I recently finished reading two books that had been on my list for a while - The Light in the Piazza and Into Thin Air.
The Light in the Piazza is by Elizabeth Spencer, a Mississippi writer. (Spencer has a great Web site, by the way. You can check it out by clicking here.) I'd been meaning to read it ever since the Broadway show based on this short novella won so many Tony Awards a few years back. Plus, when I read Joyce Carol Oates' When Madeline Was Young (which I thought was pretty good), she noted that she'd been inspired by Spencer's short work about a woman and her daughter traveling abroad.
The novella tells the story of Margaret Johnson, an attractive, wealthy American traveling in Italy with her beautiful daughter Clara. Due to an unfortunate childhood accident, Clara (now 26), has the mental capacity of a 10-year-old. During their stay in Florence, Clara meets Fabriccio, a handsome young Italian man. Fabriccio immediately begins courting the young woman despite Margaret's protests.
Soon, Margaret finds herself meeting the boy's family, who are clearly interested in making a match between their son and the beautiful young American girl. At first, Margaret tries to tell the family about Clara's condition (which has gone unnoticed by anyone thus far, due to the language barrier). However, as the courtship continues, Margaret begins to allow herself to dream of Clara's wedding, her life in Italy, etc.

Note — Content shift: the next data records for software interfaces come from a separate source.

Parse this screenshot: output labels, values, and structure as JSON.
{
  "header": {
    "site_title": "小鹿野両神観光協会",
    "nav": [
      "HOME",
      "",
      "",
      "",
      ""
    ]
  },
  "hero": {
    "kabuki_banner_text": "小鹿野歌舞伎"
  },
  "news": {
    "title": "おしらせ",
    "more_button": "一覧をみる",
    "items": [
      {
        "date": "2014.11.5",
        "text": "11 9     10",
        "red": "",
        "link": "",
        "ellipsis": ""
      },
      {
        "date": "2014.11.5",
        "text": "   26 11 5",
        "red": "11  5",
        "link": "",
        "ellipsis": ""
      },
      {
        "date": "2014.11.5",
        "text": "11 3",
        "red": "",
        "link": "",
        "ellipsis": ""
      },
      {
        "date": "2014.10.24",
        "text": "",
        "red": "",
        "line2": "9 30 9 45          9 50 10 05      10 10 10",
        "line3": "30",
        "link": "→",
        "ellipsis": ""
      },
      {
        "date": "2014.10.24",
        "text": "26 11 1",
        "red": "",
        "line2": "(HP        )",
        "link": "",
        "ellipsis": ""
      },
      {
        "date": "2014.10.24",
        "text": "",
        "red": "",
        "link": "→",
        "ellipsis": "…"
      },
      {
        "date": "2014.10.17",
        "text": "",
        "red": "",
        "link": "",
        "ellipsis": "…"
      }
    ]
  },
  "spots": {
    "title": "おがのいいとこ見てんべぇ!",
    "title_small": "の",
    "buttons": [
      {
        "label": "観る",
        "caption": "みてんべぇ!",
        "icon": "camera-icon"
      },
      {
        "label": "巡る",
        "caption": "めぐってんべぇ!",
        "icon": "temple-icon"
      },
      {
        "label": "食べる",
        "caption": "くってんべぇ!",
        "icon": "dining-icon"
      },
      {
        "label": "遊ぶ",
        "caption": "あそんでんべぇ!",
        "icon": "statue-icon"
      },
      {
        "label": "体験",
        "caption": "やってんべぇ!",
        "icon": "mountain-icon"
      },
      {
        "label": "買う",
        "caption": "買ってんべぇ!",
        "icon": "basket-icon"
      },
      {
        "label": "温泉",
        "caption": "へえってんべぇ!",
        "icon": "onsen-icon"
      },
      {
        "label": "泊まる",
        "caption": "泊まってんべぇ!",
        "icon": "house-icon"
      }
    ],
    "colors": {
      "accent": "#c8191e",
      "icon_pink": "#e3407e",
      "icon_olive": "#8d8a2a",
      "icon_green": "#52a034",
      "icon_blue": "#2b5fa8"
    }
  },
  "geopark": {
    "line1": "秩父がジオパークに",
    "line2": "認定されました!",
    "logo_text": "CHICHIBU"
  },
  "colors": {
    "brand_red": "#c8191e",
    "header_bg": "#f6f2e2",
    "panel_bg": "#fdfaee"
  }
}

People have, apparently, often compared this book to the work of Henry James. Having not read James in a loooong time, the only real comparison that strikes me is that James also wrote of Americans traveling abroad in Europe, feeling somehow "outside" of the entrenched customs and way of life there, feeling as though their "Americanism" was their defining trait among Europe's social strata.
Regardless, Spencer's book is beautiful, thoughtful, and interesting to read. She plumbs the depths of Margaret Johnson without malice, showing the reader Margaret's hopes for Clara, but also her dreams for herself (long forgotten since Clara's time-consuming condition came about). Still attractive and vibrant, Margaret wonders how Clara's absence will change her relationship with her husband, etc.
Clara herself if presented as more of a pretty blank page; Spencer does not attempt to unravel her mind (such as it is) to us, but she does emphasize Clara's fondness for Fabriccio and her willingness/desire to marry him.
This is a short, worthwhile read. As I've mentioned before, New Stage Theatre in Jackson will produce The Light in the Piazza this season. Don't miss it!
Ok, next I read Into Thin Air. Yikes. This is a true account of a fatal expedition to the summit of Mount Everest in 1996. Jon Krakauer, a journalist and hobby mountaineer, went with a group of climbers on their quest for the summit in order to document the effort for an American publication. Due to bad weather, some poor choices, and competition between summit guide companies, four of the five teammates in his climbing group never made it back down the mountain. The book seems to be a way for Krakauer to purge some of the demons that have plagued him since Everest, but also a tangible way to factually account for how disaster struck the expedition. Krakauer takes great pains throughout the book to honor the memory of those climbers who perished during the descent.
I learned so much from this book. I never understood how risky climbing such a high peak was - the freezing cold, the unbelievably thin air, the tiny ridges which must be navigated, the crazy interdependence you must share with the other climbers on the mountain. Without bottled oxygen, most climbers would never make it to the top and back. The incredible lack of oxygen at high altitudes causes swelling in the brain, leads to fluid seepage into the lungs, etc. Combined with the freezing cold and the probability of bad weather, it's a miracle that anyone makes it up the mountain and back down in reasonably good health. The more I read this book, the more I understood how truly crazy you have to be to undertake climbing Everest.
I also found the commercialization of climbing Everest utterly mesmerizing. Experienced guides can charge clients $70,000 a pop to guide them to the summit, and competition among guides for business is cutthroat. So, in some cases, you may see guides who are taking risks to get clients to the summit because they've anted up the money AND because guides want a high success rate of getting clients to the top. (A success rate they can later emphasize in order to drum up new business.) This would all be capitalism as usual, of course, if getting to the top of the mountain wasn't such a risk of life and limb. Krakauer mentions on more than one occasion that one could frequently see corpses on one's way up (or down) the mountain, a sad fact of how dangerous the endeavor can be.
Although this book isn't a pleasure to read, the story is gripping and true. Krakauer goes to great pains to demonstrate the veracity of his account, with footnotes and a lengthy response to those who have criticized his documentation of events. At heart, the man is a journalist, and he fact-checks via exhaustive interviews with other climbers on the mountain and cites from interviews individuals have granted to other outlets to bolster his account.
I found it a fascinating tale of one of the deadliest seasons the mountain has ever seen. Not to be missed.